§ **Material for the task**
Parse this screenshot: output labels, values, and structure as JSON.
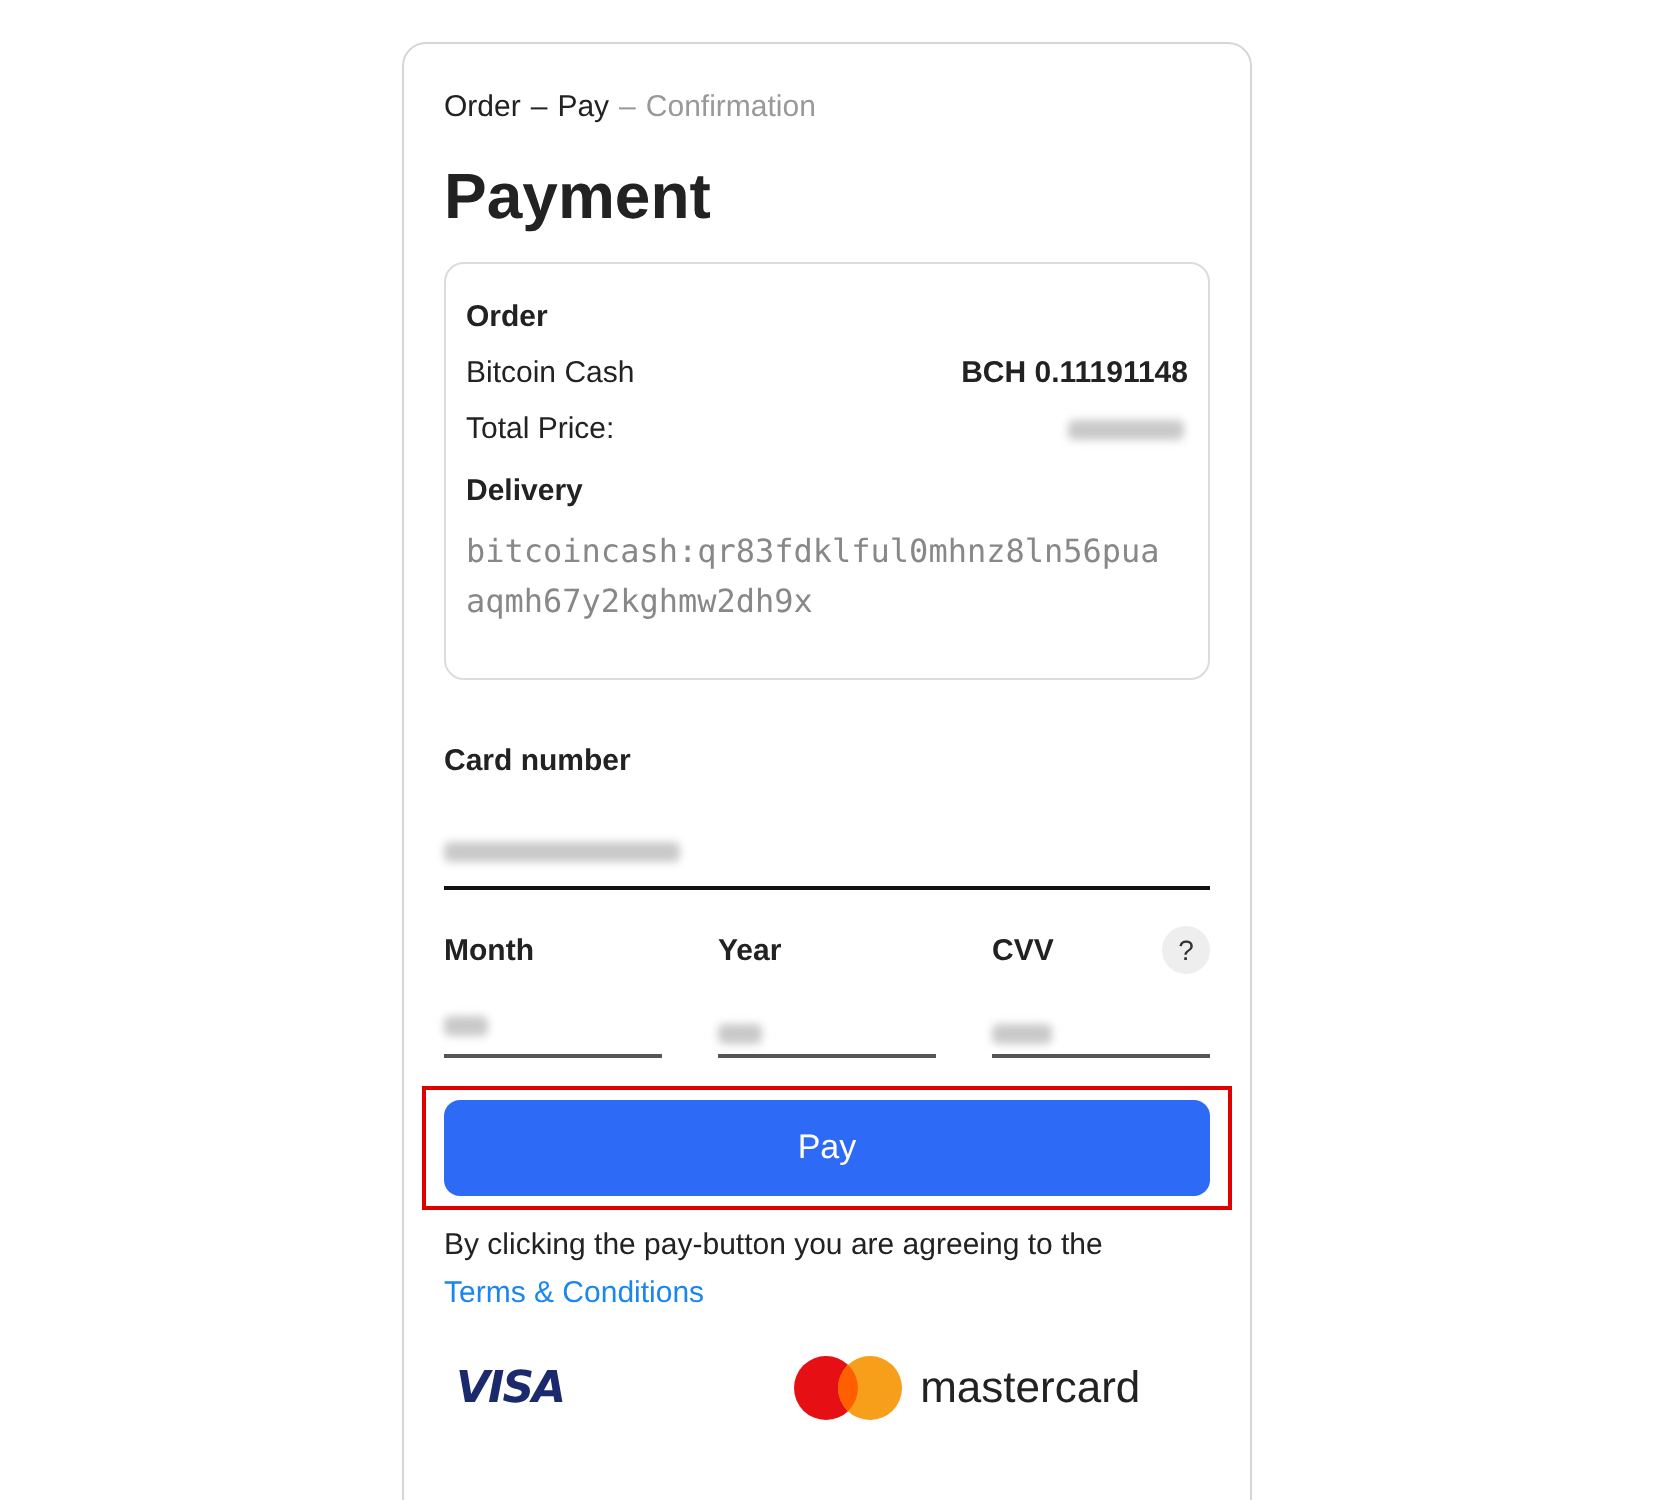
{
  "breadcrumb": [
    {
      "label": "Order",
      "reached": true
    },
    {
      "label": "–",
      "reached": true
    },
    {
      "label": "Pay",
      "reached": true
    },
    {
      "label": "–",
      "reached": false
    },
    {
      "label": "Confirmation",
      "reached": false
    }
  ],
  "title": "Payment",
  "order": {
    "heading": "Order",
    "item": "Bitcoin Cash",
    "amount": "BCH 0.11191148",
    "total_label": "Total Price:",
    "delivery_heading": "Delivery",
    "address": "bitcoincash:qr83fdklful0mhnz8ln56puaaqmh67y2kghmw2dh9x"
  },
  "card_field": {
    "label": "Card number",
    "focused": true
  },
  "fields": [
    {
      "label": "Month",
      "help": false
    },
    {
      "label": "Year",
      "help": false
    },
    {
      "label": "CVV",
      "help": true,
      "help_icon": "?"
    }
  ],
  "pay_button": {
    "label": "Pay",
    "highlighted": true
  },
  "terms": {
    "text": "By clicking the pay-button you are agreeing to the",
    "link": "Terms & Conditions"
  },
  "logos": {
    "visa": "VISA",
    "mastercard": "mastercard"
  }
}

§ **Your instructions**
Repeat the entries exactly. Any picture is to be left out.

§ **Response box**
Parse this screenshot: output labels, values, and structure as JSON.
{
  "breadcrumb": [
    {
      "label": "Order",
      "reached": true
    },
    {
      "label": "–",
      "reached": true
    },
    {
      "label": "Pay",
      "reached": true
    },
    {
      "label": "–",
      "reached": false
    },
    {
      "label": "Confirmation",
      "reached": false
    }
  ],
  "title": "Payment",
  "order": {
    "heading": "Order",
    "item": "Bitcoin Cash",
    "amount": "BCH 0.11191148",
    "total_label": "Total Price:",
    "delivery_heading": "Delivery",
    "address": "bitcoincash:qr83fdklful0mhnz8ln56puaaqmh67y2kghmw2dh9x"
  },
  "card_field": {
    "label": "Card number",
    "focused": true
  },
  "fields": [
    {
      "label": "Month",
      "help": false
    },
    {
      "label": "Year",
      "help": false
    },
    {
      "label": "CVV",
      "help": true,
      "help_icon": "?"
    }
  ],
  "pay_button": {
    "label": "Pay",
    "highlighted": true
  },
  "terms": {
    "text": "By clicking the pay-button you are agreeing to the",
    "link": "Terms & Conditions"
  },
  "logos": {
    "visa": "VISA",
    "mastercard": "mastercard"
  }
}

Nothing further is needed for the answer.